The IRS clarified who is a “qualifying relative” for the new $500 dependent credit and head of household filing status for tax years 2018-2025. The new rules will continue to use the inflation adjusted exemption amount to define qualifying relative.
Qualifying Relative Definition
For 2018 through 2025, the personal exemption amount is zero. However, the Code uses the personal exemption amount in other ways. For example, the personal exemption amount provides the gross income limitation in the definition of “qualifying relative.”
To be a qualifying relative, an individual’s income must be less than the exemption amount. Thus, if there is a zero-exemption amount, then an individual could be a qualifying relative only with income less than zero.
Also, the new $500 credit depends on a nonzero exemption amount. If the exemption amount is zero, qualifying relatives cannot meet the definition of dependent. Thus, the $500 credit would not be available for qualifying relatives. The credit would be available only to a limited category of qualifying children who do not qualify for the child tax credit.
Head of Household Definition
Head of household filing status also depends on a nonzero exemption amount. An individual is a head of household if the individual maintains a home for either:
- a qualifying child, or
- any other person who is a dependent of the taxpayer.
Because the only dependents other than qualifying children are qualifying relatives, the express provision for other dependents would be rendered superfluous by:
- a zero exemption amount; or
- the resulting near elimination of qualifying relatives.
It also would deny head of household filing status to individuals:
- who previously qualified for that filing status, and
- otherwise would continue to qualify.
Accordingly, the IRS intend to propose regulations to clarify that the reduction of the exemption amount to zero for tax years 2018-2025 does not apply to the gross income limitation in the definition of qualifying relative. The exemption amount will be treated as $4,150 (adjusted for inflation) for tax years in which the exemption amount is zero.

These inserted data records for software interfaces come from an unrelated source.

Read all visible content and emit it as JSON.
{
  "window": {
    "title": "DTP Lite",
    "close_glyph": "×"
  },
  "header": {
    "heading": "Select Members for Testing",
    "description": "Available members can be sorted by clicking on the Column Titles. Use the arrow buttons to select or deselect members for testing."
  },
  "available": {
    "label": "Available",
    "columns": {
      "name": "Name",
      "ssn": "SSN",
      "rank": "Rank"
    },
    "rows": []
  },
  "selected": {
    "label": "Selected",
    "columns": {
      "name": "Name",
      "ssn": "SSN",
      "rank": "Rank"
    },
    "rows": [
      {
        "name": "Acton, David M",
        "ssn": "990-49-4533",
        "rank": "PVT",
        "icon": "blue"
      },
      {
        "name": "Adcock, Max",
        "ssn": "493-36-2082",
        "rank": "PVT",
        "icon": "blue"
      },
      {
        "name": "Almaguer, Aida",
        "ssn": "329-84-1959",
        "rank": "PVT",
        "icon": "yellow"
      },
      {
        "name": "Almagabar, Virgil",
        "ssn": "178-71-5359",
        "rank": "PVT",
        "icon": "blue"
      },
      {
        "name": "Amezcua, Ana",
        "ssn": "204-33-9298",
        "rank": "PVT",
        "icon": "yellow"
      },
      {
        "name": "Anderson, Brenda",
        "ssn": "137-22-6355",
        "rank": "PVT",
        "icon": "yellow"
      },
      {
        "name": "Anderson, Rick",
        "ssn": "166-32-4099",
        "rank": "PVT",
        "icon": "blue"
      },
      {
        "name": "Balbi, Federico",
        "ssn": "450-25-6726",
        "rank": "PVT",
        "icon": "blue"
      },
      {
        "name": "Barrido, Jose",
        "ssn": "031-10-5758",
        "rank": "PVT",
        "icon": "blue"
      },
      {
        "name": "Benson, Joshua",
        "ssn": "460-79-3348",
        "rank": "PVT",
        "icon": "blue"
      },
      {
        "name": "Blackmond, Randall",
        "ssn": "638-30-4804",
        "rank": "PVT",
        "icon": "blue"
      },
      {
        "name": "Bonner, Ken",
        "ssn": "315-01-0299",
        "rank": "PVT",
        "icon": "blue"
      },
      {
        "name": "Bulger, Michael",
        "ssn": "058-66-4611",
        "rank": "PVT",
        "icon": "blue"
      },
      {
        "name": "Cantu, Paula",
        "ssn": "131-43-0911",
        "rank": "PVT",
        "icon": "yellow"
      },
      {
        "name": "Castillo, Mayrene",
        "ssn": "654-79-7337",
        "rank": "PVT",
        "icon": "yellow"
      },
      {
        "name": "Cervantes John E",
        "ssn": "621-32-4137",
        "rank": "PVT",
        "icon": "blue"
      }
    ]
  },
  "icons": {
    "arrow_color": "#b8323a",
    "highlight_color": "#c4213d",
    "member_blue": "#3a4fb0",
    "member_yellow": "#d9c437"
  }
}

Taxpayers may rely on the rules described in section 3 of the notice until the IRS releases proposed regulations.
Written comments may be submitted by November 16, 2018. Comments may be: